In just one year, the government has freed hundreds of political prisoners, held peace talks with ethnic rebels, relaxed strict media censorship, allowed trade unions, and showed signs of pulling back from the powerful economic and political orbit of its giant neighbor China.
It was rewarded last November when Hillary Clinton made the first visit to the country by a U.S. secretary of state since 1955. Business executives, mostly from Asia but many from Europe, have swarmed to Yangon in recent weeks to hunt for investment opportunities in the country of 60 million people, one of the last frontier markets in Asia.
A small number of officials from Western countries and the Association of South East Asian Nations (ASEAN) were invited to attend the polls but given only a few days to prepare. They called themselves “visitors” rather than observers.
“Whatever irregularities we saw ... did not seem to be out of bad will or intentions. It was more lack of experience or knowledge,” said EU delegate Malgorzata Wasilewska, adding that irregularities could still occur in the counting process.
The 2010 election was condemned as rigged to favor the USDP, a party formed by the junta before it ceded power a year ago. The USDP is by far the biggest party in the legislature.
The NLD boycotted that vote. But just as Myanmar is changing, so too is Suu Kyi. Many see her now, at 66, as more politically astute, more realistic and ready to compromise. She has described Thein Sein as “honest” and “sincere” and accepted his appeal for the NLD to take part.
Her top priorities, she says, are introducing the rule of law, ending long-simmering ethnic insurgencies and amending the 2008 constitution that ensures the military retains a political stake and its strong influence over the country.
Many expect Suu Kyi to exert considerable influence and some wonder if conservatives would dare oppose her ideas in parliament given her popularity, especially ahead of a general election in 2015. Many MPs want to be seen aligned with her, basking in her popular support.
The election has not gone smoothly. Suu Kyi has suffered sickness and accused rivals of vandalizing NLD posters, padding electoral registers and “many, many cases of intimidation.”
Some of these infractions, however, are quite minor compared with elections elsewhere in Southeast Asia, where vote-buying and even assassinations are common.
On Friday the NLD said a betel nut had been catapulted at one of its candidates and a haystack set on fire close to where another was due to give a speech. It made fresh claims of irregularities on Sunday, alleging coercion by the USDP and damage of ballot papers.
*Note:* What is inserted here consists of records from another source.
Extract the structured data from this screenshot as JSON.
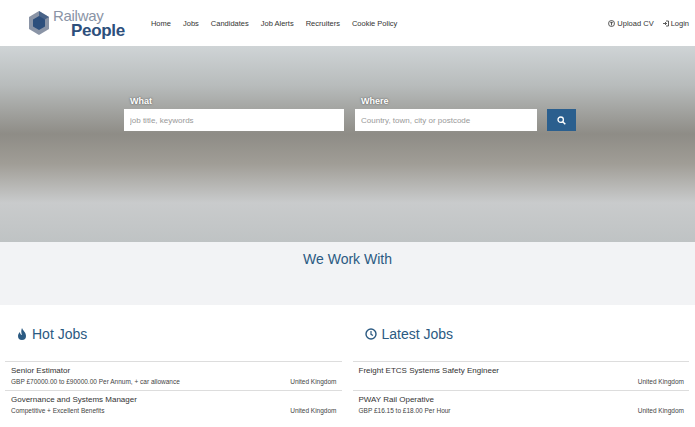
{
  "logo": {
    "line1": "Railway",
    "line2": "People"
  },
  "nav": [
    {
      "label": "Home",
      "selected": false
    },
    {
      "label": "Jobs",
      "selected": false
    },
    {
      "label": "Candidates",
      "selected": false
    },
    {
      "label": "Job Alerts",
      "selected": false
    },
    {
      "label": "Recruiters",
      "selected": false
    },
    {
      "label": "Cookie Policy",
      "selected": false
    }
  ],
  "account": {
    "upload": "Upload CV",
    "login": "Login"
  },
  "search": {
    "what_label": "What",
    "what_placeholder": "job title, keywords",
    "where_label": "Where",
    "where_placeholder": "Country, town, city or postcode"
  },
  "partners": {
    "title": "We Work With"
  },
  "hot_jobs": {
    "title": "Hot Jobs",
    "jobs": [
      {
        "title": "Senior Estimator",
        "salary": "GBP £70000.00 to £90000.00 Per Annum, + car allowance",
        "location": "United Kingdom"
      },
      {
        "title": "Governance and Systems Manager",
        "salary": "Competitive + Excellent Benefits",
        "location": "United Kingdom"
      }
    ]
  },
  "latest_jobs": {
    "title": "Latest Jobs",
    "jobs": [
      {
        "title": "Freight ETCS Systems Safety Engineer",
        "salary": "",
        "location": "United Kingdom"
      },
      {
        "title": "PWAY Rail Operative",
        "salary": "GBP £16.15 to £18.00 Per Hour",
        "location": "United Kingdom"
      }
    ]
  }
}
Some critics say Suu Kyi is working too closely with a government stacked with the same former generals who persecuted dissidents, and fear she is being exploited to persuade the West to end sanctions and make the legislature appear effective. Others have almost impossibly high hopes for her to accelerate reforms once she enters parliament.
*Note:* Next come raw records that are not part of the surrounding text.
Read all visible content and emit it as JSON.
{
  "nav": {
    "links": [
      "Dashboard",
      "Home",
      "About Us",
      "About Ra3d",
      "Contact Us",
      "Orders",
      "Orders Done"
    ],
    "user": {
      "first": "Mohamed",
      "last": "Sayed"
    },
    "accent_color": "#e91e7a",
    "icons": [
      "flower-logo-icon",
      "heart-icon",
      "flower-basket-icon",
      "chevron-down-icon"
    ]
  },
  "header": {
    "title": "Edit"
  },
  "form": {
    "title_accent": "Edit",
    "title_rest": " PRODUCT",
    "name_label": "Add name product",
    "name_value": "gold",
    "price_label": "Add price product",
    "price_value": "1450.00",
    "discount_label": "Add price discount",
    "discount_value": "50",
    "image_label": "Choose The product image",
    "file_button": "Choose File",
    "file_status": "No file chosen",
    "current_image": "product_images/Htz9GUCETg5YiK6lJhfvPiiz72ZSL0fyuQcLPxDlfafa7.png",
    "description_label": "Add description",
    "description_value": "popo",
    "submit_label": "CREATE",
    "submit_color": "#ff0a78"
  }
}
“Too many expectations are dangerous,” says Ko Ko Gyi, a former political prisoner. “She is not a magician.”
Some U.S. restrictions such as visa bans and asset freezes could be lifted quickly if the election goes smoothly, diplomats say, while the EU may end its ban on investment in timber and the mining of gemstones and metals.
But some critics say sanctions should remain in place to encourage more reforms and ensure all political prisoners are freed and bloody conflicts with ethnic militias cease.
“Giving the NLD the ability to win an extremely limited number of seats in parliament is not enough,” said Joe Crowley, who in January made the first visit to Myanmar by a U.S. congressman in 12 years. “Now is not the time for the international community to rush toward lifting pressure on Burma.”
Additional reporting by Paul Eckert in Washington; Writing by Martin Petty; Editing by Tim Pearce